-- What you need to do --
Copy all lines below exactly as written. Leave pictures out.

START Data for this exercise

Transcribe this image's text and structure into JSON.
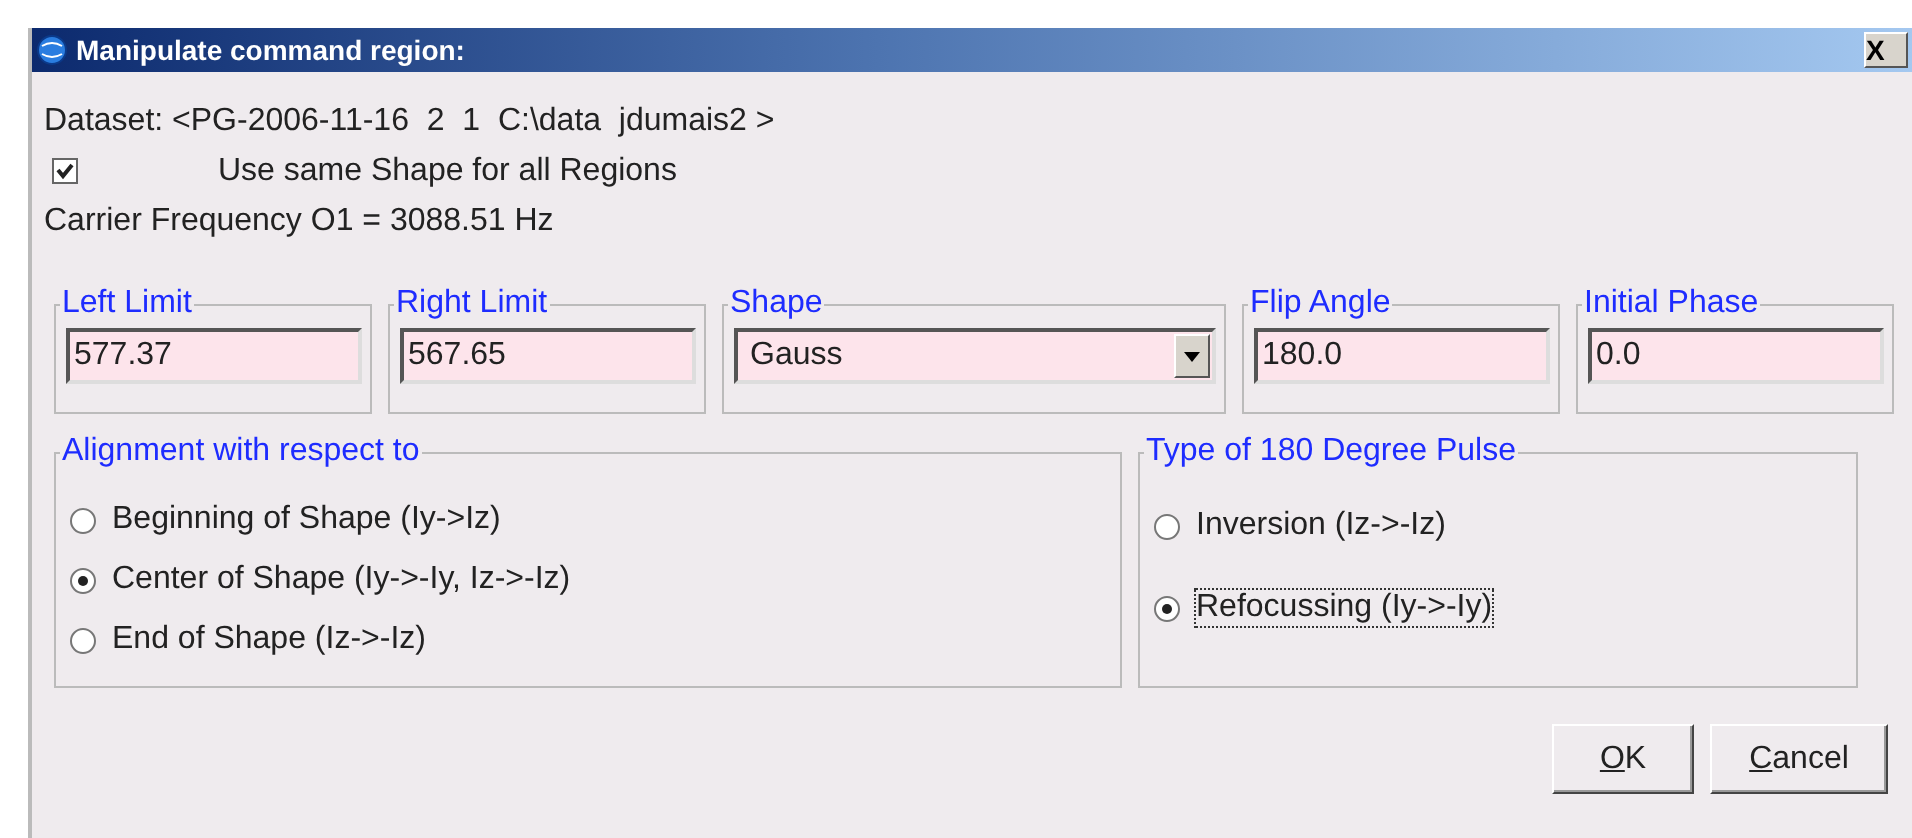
{
  "window": {
    "title": "Manipulate command region:",
    "close": "X"
  },
  "dataset": "Dataset: <PG-2006-11-16  2  1  C:\\data  jdumais2 >",
  "same_shape": {
    "label": "Use same Shape for all Regions",
    "checked": true
  },
  "carrier": "Carrier Frequency O1 = 3088.51 Hz",
  "fields": [
    {
      "kind": "text",
      "label": "Left Limit",
      "value": "577.37"
    },
    {
      "kind": "text",
      "label": "Right Limit",
      "value": "567.65"
    },
    {
      "kind": "dropdown",
      "label": "Shape",
      "value": "Gauss"
    },
    {
      "kind": "text",
      "label": "Flip Angle",
      "value": "180.0"
    },
    {
      "kind": "text",
      "label": "Initial Phase",
      "value": "0.0"
    }
  ],
  "alignment": {
    "title": "Alignment with respect to",
    "options": [
      {
        "label": "Beginning of Shape (Iy->Iz)",
        "selected": false
      },
      {
        "label": "Center of Shape (Iy->-Iy, Iz->-Iz)",
        "selected": true
      },
      {
        "label": "End of Shape (Iz->-Iz)",
        "selected": false
      }
    ]
  },
  "pulse": {
    "title": "Type of 180 Degree Pulse",
    "options": [
      {
        "label": "Inversion (Iz->-Iz)",
        "selected": false,
        "focused": false
      },
      {
        "label": "Refocussing (Iy->-Iy)",
        "selected": true,
        "focused": true
      }
    ]
  },
  "buttons": [
    {
      "mnemonic": "O",
      "rest": "K"
    },
    {
      "mnemonic": "C",
      "rest": "ancel"
    }
  ]
}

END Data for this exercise

-- Solution for this exercise --
Transcribe this image's text and structure into JSON.
{
  "window": {
    "title": "Manipulate command region:",
    "close": "X"
  },
  "dataset": "Dataset: <PG-2006-11-16  2  1  C:\\data  jdumais2 >",
  "same_shape": {
    "label": "Use same Shape for all Regions",
    "checked": true
  },
  "carrier": "Carrier Frequency O1 = 3088.51 Hz",
  "fields": [
    {
      "kind": "text",
      "label": "Left Limit",
      "value": "577.37"
    },
    {
      "kind": "text",
      "label": "Right Limit",
      "value": "567.65"
    },
    {
      "kind": "dropdown",
      "label": "Shape",
      "value": "Gauss"
    },
    {
      "kind": "text",
      "label": "Flip Angle",
      "value": "180.0"
    },
    {
      "kind": "text",
      "label": "Initial Phase",
      "value": "0.0"
    }
  ],
  "alignment": {
    "title": "Alignment with respect to",
    "options": [
      {
        "label": "Beginning of Shape (Iy->Iz)",
        "selected": false
      },
      {
        "label": "Center of Shape (Iy->-Iy, Iz->-Iz)",
        "selected": true
      },
      {
        "label": "End of Shape (Iz->-Iz)",
        "selected": false
      }
    ]
  },
  "pulse": {
    "title": "Type of 180 Degree Pulse",
    "options": [
      {
        "label": "Inversion (Iz->-Iz)",
        "selected": false,
        "focused": false
      },
      {
        "label": "Refocussing (Iy->-Iy)",
        "selected": true,
        "focused": true
      }
    ]
  },
  "buttons": [
    {
      "mnemonic": "O",
      "rest": "K"
    },
    {
      "mnemonic": "C",
      "rest": "ancel"
    }
  ]
}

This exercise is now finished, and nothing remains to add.